Other punches were thrown, but they were glancing blows. Rick Santorum favors letting felons who have served their time get back their right to vote. And Santorum correctly pointed out this is a big issue in the African-American community, which sees too many of its members being disenfranchised for life.
But the Republican voting population of South Carolina is only 2 percent black, and so it didn't cost Romney much to disagree. "I don't think people who have committed violent crimes should be able to vote again," Romney said. "That's my view."
There was some applause, but the crowd didn't get into real cheering until death raised its zany head.
The candidates were asked about launching an attack into Pakistan, as we did with the killing of Osama bin Laden, and Newt Gingrich, a historian (as he never tires of reminding people), brought up America's seventh president, Andrew Jackson.
"Andrew Jackson had a pretty clear idea about America's enemies," Gingrich said. "Kill them."
This excited the members of the audience so much, I thought they might burst out of the debate hall, charge down the coast and shell Fort Sumter again.
In the past months, Republican debate crowds have also cheered for the execution of 234 people in Texas under Perry (a number that afterward rose to 235, so don't say Perry isn't doing his job) and letting a person without health insurance die rather than treat him for free in an emergency room.
So the best thing a Republican candidate can do is promise them anything — as long as it involves somebody dying. Monday night, Ron Paul said: "Maybe we ought to consider a golden rule. Don't do to other nations what we don't want them to do to us."
He was roundly booed.
The evening dragged on for more than 90 minutes, and the only real humor came when Romney complained about campaign finance laws, saying, "McCain-Feingold is a disaster."
Maybe I'm the only one who laughed, but I found it hilarious that Romney had failed to mention that when he appeared with John McCain at event after event in New Hampshire recently after McCain endorsed him.
The press likes to pick winners and losers after these debates, but after this one I just felt relief. Relief that these guys won't be debating again.

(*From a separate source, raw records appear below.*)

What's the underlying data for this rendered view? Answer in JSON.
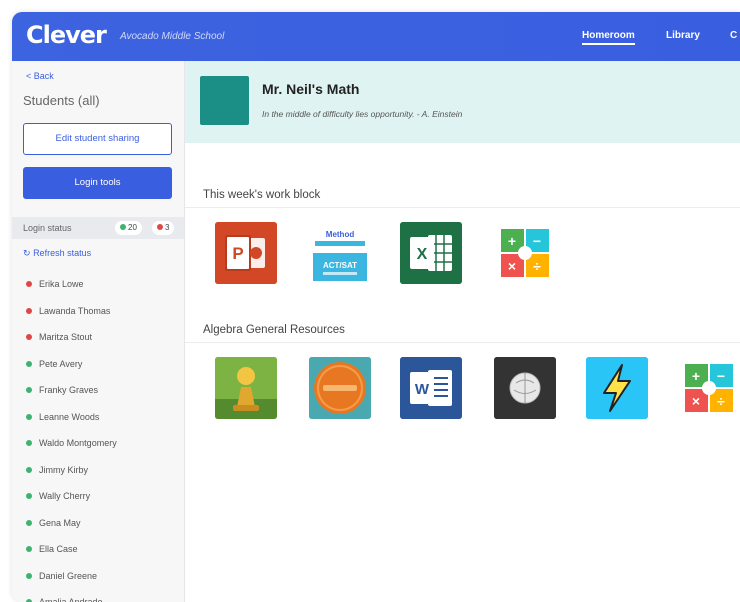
{
  "header": {
    "logo": "Clever",
    "school": "Avocado Middle School",
    "nav": [
      "Homeroom",
      "Library",
      "C"
    ]
  },
  "sidebar": {
    "back": "< Back",
    "title": "Students (all)",
    "edit_sharing": "Edit student sharing",
    "login_tools": "Login tools",
    "login_status": "Login status",
    "online_count": "20",
    "offline_count": "3",
    "refresh": "Refresh status",
    "students": [
      {
        "name": "Erika Lowe",
        "status": "offline"
      },
      {
        "name": "Lawanda Thomas",
        "status": "offline"
      },
      {
        "name": "Maritza Stout",
        "status": "offline"
      },
      {
        "name": "Pete Avery",
        "status": "online"
      },
      {
        "name": "Franky Graves",
        "status": "online"
      },
      {
        "name": "Leanne Woods",
        "status": "online"
      },
      {
        "name": "Waldo Montgomery",
        "status": "online"
      },
      {
        "name": "Jimmy Kirby",
        "status": "online"
      },
      {
        "name": "Wally Cherry",
        "status": "online"
      },
      {
        "name": "Gena May",
        "status": "online"
      },
      {
        "name": "Ella Case",
        "status": "online"
      },
      {
        "name": "Daniel Greene",
        "status": "online"
      },
      {
        "name": "Amalia Andrade",
        "status": "online"
      }
    ]
  },
  "banner": {
    "teacher": "Mr. Neil's Math",
    "quote": "In the middle of difficulty lies opportunity. - A. Einstein"
  },
  "sections": [
    {
      "title": "This week's work block",
      "apps": [
        "powerpoint-icon",
        "method-test-prep-icon",
        "excel-icon",
        "math-operations-icon"
      ]
    },
    {
      "title": "Algebra General Resources",
      "apps": [
        "chess-pawn-icon",
        "mathletic-icon",
        "word-icon",
        "wikipedia-icon",
        "lightning-icon",
        "math-operations-icon"
      ]
    }
  ],
  "app_labels": {
    "method_brand": "Method",
    "method_sub": "ACT/SAT"
  },
  "colors": {
    "brand": "#3a5ee0",
    "banner": "#dff3f2",
    "avatar": "#1b8f86",
    "online": "#3cb371",
    "offline": "#e04646"
  }
}
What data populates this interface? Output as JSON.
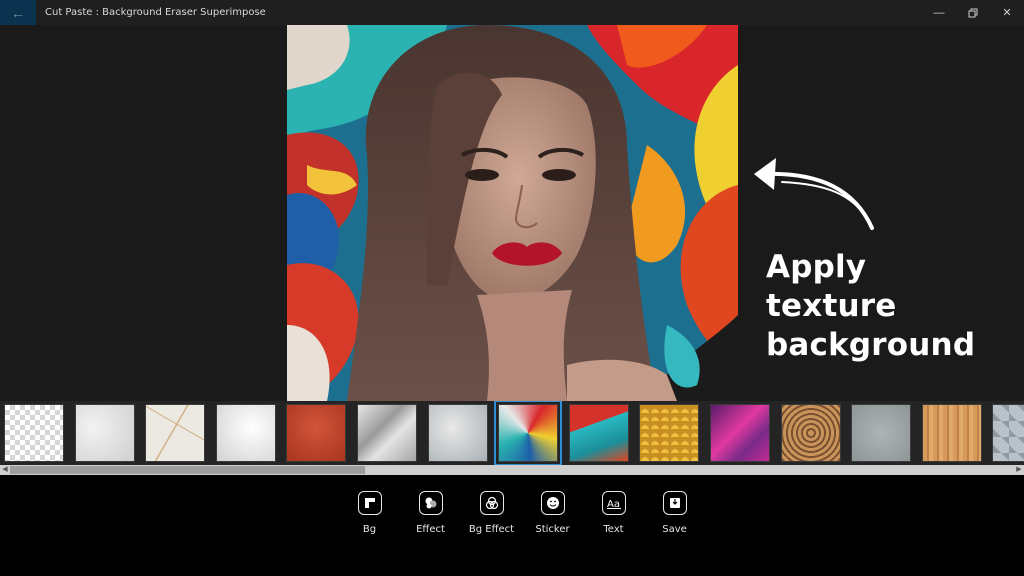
{
  "window": {
    "title": "Cut Paste : Background Eraser Superimpose",
    "back_icon": "arrow-left-icon",
    "controls": [
      "minimize",
      "restore",
      "close"
    ]
  },
  "annotation": {
    "line1": "Apply texture",
    "line2": "background"
  },
  "textures": [
    {
      "name": "transparent",
      "selected": false
    },
    {
      "name": "white-plaster",
      "selected": false
    },
    {
      "name": "cracked-marble",
      "selected": false
    },
    {
      "name": "white-stucco",
      "selected": false
    },
    {
      "name": "red-leather",
      "selected": false
    },
    {
      "name": "crumpled-paper",
      "selected": false
    },
    {
      "name": "silver-texture",
      "selected": false
    },
    {
      "name": "fluid-paint",
      "selected": true
    },
    {
      "name": "red-teal-paint",
      "selected": false
    },
    {
      "name": "gold-scales",
      "selected": false
    },
    {
      "name": "pink-silk",
      "selected": false
    },
    {
      "name": "tree-rings",
      "selected": false
    },
    {
      "name": "grey-stone",
      "selected": false
    },
    {
      "name": "light-wood",
      "selected": false
    },
    {
      "name": "diamond-tiles",
      "selected": false
    }
  ],
  "toolbar": {
    "items": [
      {
        "label": "Bg",
        "icon": "bg-icon"
      },
      {
        "label": "Effect",
        "icon": "effect-icon"
      },
      {
        "label": "Bg Effect",
        "icon": "bg-effect-icon"
      },
      {
        "label": "Sticker",
        "icon": "sticker-icon"
      },
      {
        "label": "Text",
        "icon": "text-icon"
      },
      {
        "label": "Save",
        "icon": "save-icon"
      }
    ]
  },
  "colors": {
    "accent": "#2d8fd6",
    "toolbar_bg": "#000000",
    "workspace_bg": "#1a1a1a"
  }
}
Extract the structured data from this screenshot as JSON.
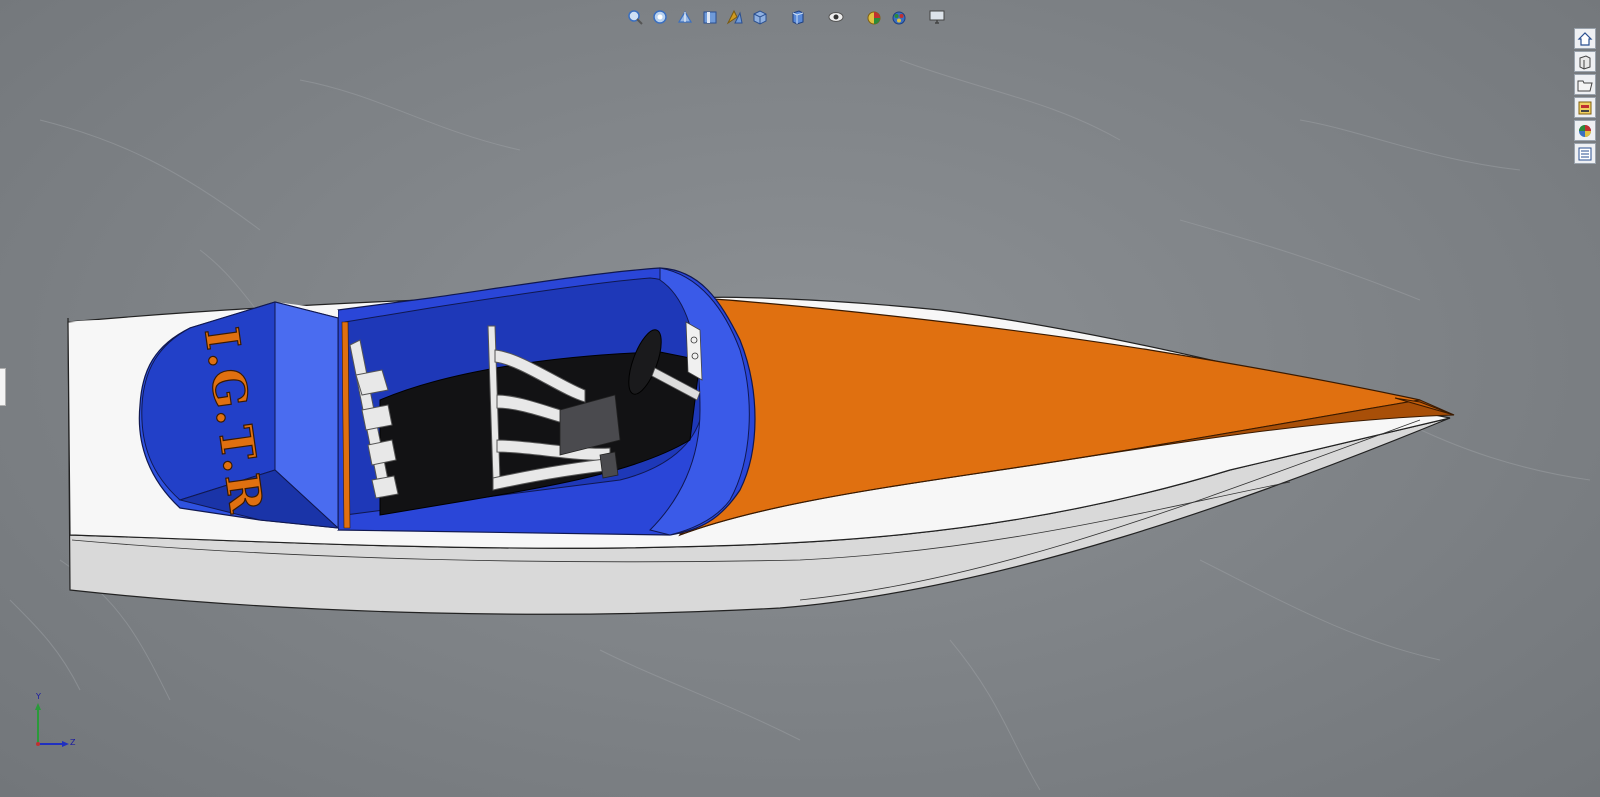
{
  "model": {
    "boat_name": "I.G.T.R"
  },
  "headsup_toolbar": {
    "items": [
      {
        "name": "zoom-to-fit-icon",
        "color": "#3a6fc0"
      },
      {
        "name": "zoom-to-area-icon",
        "color": "#3a6fc0"
      },
      {
        "name": "previous-view-icon",
        "color": "#3a6fc0"
      },
      {
        "name": "section-view-icon",
        "color": "#3a6fc0"
      },
      {
        "name": "dynamic-annotation-icon",
        "color": "#d09a20"
      },
      {
        "name": "view-orientation-icon",
        "color": "#3a6fc0"
      },
      {
        "name": "display-style-icon",
        "color": "#3a6fc0"
      },
      {
        "name": "hide-show-items-icon",
        "color": "#555555"
      },
      {
        "name": "edit-appearance-icon",
        "color": "#c03030"
      },
      {
        "name": "apply-scene-icon",
        "color": "#2a8a3a"
      },
      {
        "name": "view-settings-icon",
        "color": "#444444"
      }
    ]
  },
  "task_pane": {
    "items": [
      "home-icon",
      "design-library-icon",
      "file-explorer-icon",
      "view-palette-icon",
      "appearances-icon",
      "custom-properties-icon"
    ]
  },
  "triad": {
    "y_label": "Y",
    "z_label": "Z"
  },
  "colors": {
    "hull_white": "#f2f2f2",
    "cockpit_blue": "#1f3fd0",
    "deck_orange": "#e07010",
    "background": "#7e8286"
  }
}
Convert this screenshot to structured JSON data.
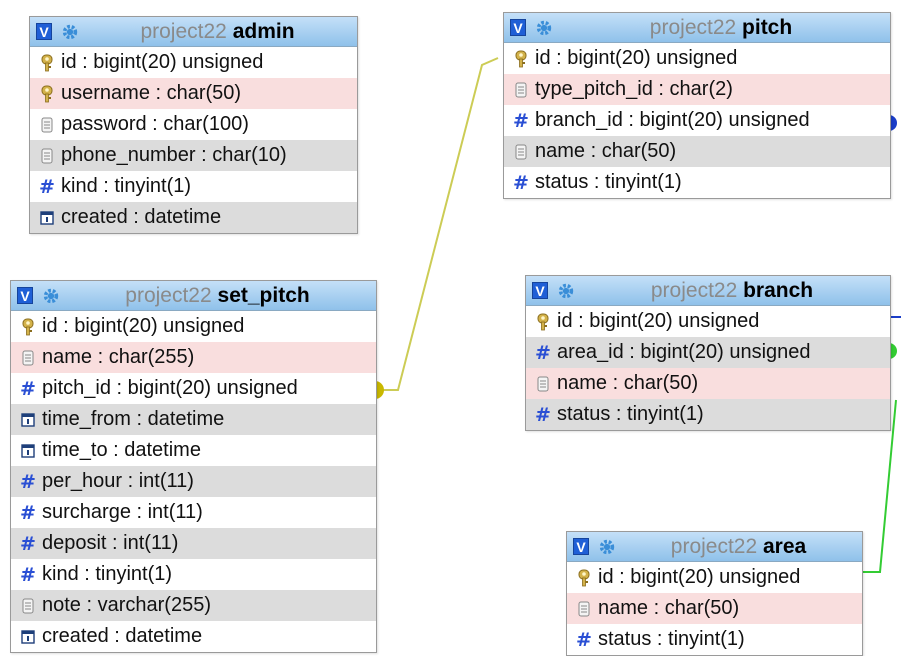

To find out more about Roger Simon, and read features by other Creators Syndicate writers and cartoonists, visit the Creators Syndicate webpage at www.creators.com.